The United States’ admission of Syrian refugees was never as generous (or perhaps “naive” would be a better word) as our European neighbors, which have brought in hordes of refugees (and migrants) by the millions. But that doesn’t mean it hasn’t increased our level of risk.
Despite the small number of refugees the Obama administration pushed to allow in (10,000, at a cost of $64,370 per-person to resettle over five-years), there was more debate over the unintended consequences of such a policy here than abroad. The main concern was of terrorists slipping through the cracks, which has proved to be a very real problem in Europe (as one of the attackers on the Paris Bataclan nightclub entered the European Union as a faux-refugee).

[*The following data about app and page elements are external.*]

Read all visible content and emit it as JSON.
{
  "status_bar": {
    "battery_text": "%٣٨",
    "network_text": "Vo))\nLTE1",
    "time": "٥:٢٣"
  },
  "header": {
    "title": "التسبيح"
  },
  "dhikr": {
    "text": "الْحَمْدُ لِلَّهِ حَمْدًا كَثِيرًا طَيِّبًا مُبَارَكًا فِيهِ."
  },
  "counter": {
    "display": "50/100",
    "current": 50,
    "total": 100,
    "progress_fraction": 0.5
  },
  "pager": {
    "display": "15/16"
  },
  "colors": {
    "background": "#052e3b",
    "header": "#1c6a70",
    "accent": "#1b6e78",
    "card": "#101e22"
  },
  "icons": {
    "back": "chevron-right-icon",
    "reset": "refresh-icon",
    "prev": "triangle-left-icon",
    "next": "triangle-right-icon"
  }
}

But how common is the problem really? National Review’s Mark Krikorian reports: The narrative about refugee resettlement spun by the invite-the-world crowd is that refugees pose no threat to Americans. To pick only the first link to pop up in Google, see this from VOA: “UNHCR: Refugees Pose No Threat to US National Security“. This is because they are “rigorously vetted“, “the most thoroughly vetted of all people entering our nation“. The problem is that vetting is only as good as the information available. And we simply don’t have access to information that would successfully identify potential bad guys